History, if they bother with such matters, and they certainly have better things to do, could understandably describe my performance in the wedding arrangements as “lazy” and “disinterested”, but as history often does, the subtlety – read: real explanation – would be entirely missed.
Though I was aware of the slights I inflicted by constanty turning Anna down, the fact is, I have very little to contribute to wedding dress or “Margarita” selection. It would also be true that I generically don’t like it when my opinions are shot down, even in areas of acknowledged ignorance. I take no pleasure in “I like that one.”, “Dad, you don’t know what you’re talking about” interactions.

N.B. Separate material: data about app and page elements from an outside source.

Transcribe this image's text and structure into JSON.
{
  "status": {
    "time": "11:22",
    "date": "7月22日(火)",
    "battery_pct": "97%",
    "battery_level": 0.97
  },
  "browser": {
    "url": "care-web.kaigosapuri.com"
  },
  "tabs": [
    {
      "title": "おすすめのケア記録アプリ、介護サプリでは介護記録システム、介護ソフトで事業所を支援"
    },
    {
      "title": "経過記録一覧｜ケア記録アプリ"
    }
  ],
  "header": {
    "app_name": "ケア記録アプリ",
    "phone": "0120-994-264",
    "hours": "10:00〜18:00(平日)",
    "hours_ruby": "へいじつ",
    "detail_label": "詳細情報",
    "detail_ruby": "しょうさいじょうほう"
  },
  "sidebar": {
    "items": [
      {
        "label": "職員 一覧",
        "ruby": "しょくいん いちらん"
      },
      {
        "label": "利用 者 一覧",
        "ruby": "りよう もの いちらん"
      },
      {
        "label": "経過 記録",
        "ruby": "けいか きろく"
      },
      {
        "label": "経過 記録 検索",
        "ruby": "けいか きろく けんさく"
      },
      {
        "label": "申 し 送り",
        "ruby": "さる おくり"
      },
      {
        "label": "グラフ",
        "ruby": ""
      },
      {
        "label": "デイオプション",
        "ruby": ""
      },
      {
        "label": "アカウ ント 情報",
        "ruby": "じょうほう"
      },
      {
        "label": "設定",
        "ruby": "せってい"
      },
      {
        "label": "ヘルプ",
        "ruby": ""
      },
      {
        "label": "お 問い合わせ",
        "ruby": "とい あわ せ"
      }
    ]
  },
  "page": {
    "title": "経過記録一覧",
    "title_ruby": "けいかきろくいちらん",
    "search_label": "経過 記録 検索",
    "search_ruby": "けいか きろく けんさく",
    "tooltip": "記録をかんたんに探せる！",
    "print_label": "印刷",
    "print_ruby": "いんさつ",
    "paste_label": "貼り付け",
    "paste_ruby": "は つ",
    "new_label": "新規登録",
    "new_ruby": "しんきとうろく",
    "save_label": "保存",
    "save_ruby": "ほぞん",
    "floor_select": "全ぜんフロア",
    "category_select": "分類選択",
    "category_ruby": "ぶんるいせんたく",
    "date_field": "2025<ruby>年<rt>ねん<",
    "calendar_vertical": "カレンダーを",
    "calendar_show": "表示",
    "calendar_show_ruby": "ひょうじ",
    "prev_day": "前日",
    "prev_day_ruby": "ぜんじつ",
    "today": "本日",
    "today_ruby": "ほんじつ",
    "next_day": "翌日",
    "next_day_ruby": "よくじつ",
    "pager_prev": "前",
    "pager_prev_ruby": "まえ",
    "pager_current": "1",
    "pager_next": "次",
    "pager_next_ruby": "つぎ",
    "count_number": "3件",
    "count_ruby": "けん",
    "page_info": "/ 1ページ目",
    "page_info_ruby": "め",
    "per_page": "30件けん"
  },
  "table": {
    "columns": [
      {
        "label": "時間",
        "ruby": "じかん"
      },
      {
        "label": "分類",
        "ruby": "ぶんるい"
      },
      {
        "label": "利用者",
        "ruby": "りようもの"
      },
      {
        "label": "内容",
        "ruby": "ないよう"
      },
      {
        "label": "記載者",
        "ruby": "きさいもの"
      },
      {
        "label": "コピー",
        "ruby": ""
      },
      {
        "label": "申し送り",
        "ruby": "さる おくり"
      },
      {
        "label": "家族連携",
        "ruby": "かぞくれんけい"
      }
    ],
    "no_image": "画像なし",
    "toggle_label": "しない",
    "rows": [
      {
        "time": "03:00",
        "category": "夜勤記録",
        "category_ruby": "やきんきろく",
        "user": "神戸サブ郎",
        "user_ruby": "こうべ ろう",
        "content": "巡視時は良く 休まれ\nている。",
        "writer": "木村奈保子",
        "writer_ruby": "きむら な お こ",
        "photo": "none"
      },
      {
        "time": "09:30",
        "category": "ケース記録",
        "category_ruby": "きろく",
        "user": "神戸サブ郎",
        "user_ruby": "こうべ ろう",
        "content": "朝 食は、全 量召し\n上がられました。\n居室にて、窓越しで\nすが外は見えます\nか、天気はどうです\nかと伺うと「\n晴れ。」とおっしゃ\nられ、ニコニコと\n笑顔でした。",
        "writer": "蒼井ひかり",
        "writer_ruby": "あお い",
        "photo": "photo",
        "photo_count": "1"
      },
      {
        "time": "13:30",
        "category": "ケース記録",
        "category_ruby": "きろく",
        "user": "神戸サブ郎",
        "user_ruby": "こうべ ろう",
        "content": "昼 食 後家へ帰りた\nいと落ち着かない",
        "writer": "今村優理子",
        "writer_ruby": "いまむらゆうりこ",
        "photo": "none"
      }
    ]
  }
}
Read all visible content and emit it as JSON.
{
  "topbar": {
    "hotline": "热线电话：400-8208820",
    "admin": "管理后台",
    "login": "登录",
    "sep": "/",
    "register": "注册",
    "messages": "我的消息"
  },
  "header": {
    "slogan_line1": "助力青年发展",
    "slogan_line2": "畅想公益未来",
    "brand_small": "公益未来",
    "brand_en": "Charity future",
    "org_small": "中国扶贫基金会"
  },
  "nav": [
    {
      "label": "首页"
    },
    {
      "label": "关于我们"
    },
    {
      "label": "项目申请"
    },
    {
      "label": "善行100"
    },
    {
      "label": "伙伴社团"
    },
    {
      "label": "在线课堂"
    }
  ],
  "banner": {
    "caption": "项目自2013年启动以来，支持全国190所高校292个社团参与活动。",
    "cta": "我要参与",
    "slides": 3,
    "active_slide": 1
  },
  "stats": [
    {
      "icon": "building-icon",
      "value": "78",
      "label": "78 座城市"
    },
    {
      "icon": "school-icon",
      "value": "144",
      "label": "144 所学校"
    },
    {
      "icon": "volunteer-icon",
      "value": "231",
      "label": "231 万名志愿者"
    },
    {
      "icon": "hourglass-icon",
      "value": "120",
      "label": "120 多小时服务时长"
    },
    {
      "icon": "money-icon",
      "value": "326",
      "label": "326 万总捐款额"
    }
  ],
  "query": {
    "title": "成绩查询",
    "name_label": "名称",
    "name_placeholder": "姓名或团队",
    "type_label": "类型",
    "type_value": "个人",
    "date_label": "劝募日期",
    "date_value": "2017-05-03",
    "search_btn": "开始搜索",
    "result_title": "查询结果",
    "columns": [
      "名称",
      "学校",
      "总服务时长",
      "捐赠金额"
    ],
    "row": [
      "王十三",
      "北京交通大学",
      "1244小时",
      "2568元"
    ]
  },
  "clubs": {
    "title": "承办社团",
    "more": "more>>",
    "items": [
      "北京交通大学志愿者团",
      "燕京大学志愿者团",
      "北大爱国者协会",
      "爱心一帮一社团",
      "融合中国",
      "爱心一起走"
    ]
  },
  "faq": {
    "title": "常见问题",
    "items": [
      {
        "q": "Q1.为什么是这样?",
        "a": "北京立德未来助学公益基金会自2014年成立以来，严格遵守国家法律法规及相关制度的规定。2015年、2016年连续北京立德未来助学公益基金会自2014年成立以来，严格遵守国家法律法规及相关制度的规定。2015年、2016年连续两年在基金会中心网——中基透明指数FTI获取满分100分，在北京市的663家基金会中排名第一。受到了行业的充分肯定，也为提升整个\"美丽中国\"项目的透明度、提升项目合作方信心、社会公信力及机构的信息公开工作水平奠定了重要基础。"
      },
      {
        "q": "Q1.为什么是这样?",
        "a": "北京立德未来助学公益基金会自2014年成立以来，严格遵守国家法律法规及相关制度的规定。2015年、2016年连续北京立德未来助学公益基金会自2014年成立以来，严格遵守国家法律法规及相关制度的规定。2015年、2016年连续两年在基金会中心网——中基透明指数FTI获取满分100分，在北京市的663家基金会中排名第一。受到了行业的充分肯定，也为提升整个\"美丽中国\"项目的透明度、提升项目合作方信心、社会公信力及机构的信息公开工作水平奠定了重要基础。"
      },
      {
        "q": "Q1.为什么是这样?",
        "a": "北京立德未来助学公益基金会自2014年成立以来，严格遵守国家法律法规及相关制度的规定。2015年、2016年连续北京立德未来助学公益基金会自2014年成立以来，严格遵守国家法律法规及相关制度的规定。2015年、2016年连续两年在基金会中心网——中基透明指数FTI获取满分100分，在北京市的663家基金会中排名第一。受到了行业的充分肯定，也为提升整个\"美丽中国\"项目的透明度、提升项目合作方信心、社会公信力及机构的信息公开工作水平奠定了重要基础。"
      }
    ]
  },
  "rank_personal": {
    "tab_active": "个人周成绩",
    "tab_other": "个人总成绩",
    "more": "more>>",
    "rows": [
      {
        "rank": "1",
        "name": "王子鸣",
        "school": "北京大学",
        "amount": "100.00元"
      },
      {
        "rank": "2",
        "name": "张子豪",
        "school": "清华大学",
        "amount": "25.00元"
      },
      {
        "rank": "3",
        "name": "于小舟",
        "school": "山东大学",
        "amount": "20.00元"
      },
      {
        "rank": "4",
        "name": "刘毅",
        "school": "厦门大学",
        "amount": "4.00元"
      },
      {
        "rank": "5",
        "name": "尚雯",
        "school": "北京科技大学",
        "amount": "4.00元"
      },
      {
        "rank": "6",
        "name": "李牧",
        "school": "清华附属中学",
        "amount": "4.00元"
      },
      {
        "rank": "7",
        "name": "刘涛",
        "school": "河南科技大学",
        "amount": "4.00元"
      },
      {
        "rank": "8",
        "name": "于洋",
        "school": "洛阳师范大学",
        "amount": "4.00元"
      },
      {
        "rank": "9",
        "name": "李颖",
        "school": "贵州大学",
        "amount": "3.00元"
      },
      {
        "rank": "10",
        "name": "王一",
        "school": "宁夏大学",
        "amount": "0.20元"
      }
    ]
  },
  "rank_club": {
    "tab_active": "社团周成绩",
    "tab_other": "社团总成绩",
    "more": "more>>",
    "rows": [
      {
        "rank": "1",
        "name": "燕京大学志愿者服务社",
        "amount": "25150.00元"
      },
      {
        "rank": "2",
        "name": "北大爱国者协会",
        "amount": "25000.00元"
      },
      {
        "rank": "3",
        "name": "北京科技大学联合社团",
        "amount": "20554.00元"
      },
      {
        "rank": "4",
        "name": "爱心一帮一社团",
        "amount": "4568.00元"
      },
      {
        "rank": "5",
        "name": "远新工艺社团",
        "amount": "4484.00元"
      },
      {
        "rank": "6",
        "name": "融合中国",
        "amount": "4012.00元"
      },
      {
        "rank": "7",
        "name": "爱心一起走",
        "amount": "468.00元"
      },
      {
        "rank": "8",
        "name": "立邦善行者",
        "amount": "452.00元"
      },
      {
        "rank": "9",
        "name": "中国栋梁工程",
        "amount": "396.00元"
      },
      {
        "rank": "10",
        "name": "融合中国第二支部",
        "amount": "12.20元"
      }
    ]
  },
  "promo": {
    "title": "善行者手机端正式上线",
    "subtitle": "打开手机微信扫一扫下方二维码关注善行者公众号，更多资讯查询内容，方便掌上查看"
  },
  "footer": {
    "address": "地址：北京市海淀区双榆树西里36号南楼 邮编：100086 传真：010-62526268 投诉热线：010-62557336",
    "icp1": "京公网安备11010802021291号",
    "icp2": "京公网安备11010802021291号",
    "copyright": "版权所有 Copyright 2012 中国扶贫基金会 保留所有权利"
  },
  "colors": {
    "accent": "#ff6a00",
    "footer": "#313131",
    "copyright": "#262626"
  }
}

They offend my sense of pretend authority. And they put in question the reason I was asked along in the first place.
But now I’m being asked directly if I want to make a toast at the wedding. A request that, frankly, though a father offering a toast at a wedding is the norm, comes, in the context of this wedding, as somewhat of a surprise.
For two reasons. One, I know, that Anna’s preference in this matter would be to have no toasts or speeches whatsoever. I know that, not through intuition, but because, early in the preparation stage, Anna specifically weighed in on the matter, saying,
“I don’t want somebody hitting a glass to get the people’s attention.”
What Anna wanted was an uninterrupted, blowout celebration of a casual and non-traditional nature. A dominating influence was a beachfront wedding Anna and Colby had recently attended. As she enthusiastically described it, after the “I do’s” were said, a man named “Feather Beard” who has been ordained, I don’t know what, for the ceremony, played the “Wedding Song”, Love Me Tender on the ukulele. The wedding guests were then invited to spend the night sleeping in tents at a nearby park.
Well, we would not be going that far. But we would be having the ceremony at a small public park, a two-minute walk from our front door, followed a reception, designed to Anna and Colby’s specifications, in our decorated and freshly landscaped back yard. There would not, I believed, be any speeches.
Apparently, however, Anna had been dissuaded of that notion. It was explained to her that a wedding was more than celebratory party. It was a life milestone, both for the couple and their respective families and communities, and it needed to be structured accordingly. In this regard, though in few others, Anna surrendered her preference to convention.
The second reason I believed I was off the hook in the speechmaking department is that I knew, from experience, how Anna felt about me and speeches.
When Anna graduated from Middle School, I was invited to deliver the “Commencement Address.” (I had recently made a splash with a monologue at her school’s high profile fundraiser.) I replied to the invitation, saying that before I gave them my answer, I needed to check and see what Anna thought about the idea. I asked her. And she said,
“Dad. This is my moment. And I don’t want you taking it away from me.”
So, no Commencement speech from me.
Ipso facto, I am thinking, a wedding being exponentially more significant than Middle School graduation…
And yet, here she was, asking me if I wanted to make a toast.
“I’ll do whatever you want me to do.”
It’s a tough assignment. To make a good speech, but no too good a speech. Of course, that was my fake concern. My actual concern was that I would stink up the place, a fear that roused me last night at two-thirty in the morning, my heart pounding loud enough to wake up the people next door.
My mind flooded with things I might say. But, uncharacteristically, I did not did not rush to my office and write my inspirations down. Writing stuff down meant, as Steve Martin announced memorably in The Three Amigos, “This is real.” A fact I was close, but not entirely ready to acknowledge.
Yet, with that middle-of-the-night awakening, struggling over the wedding toast I have committed myself to make, it is clear that the wall between me and reality has been irrevocably breached.
Now it truly begins.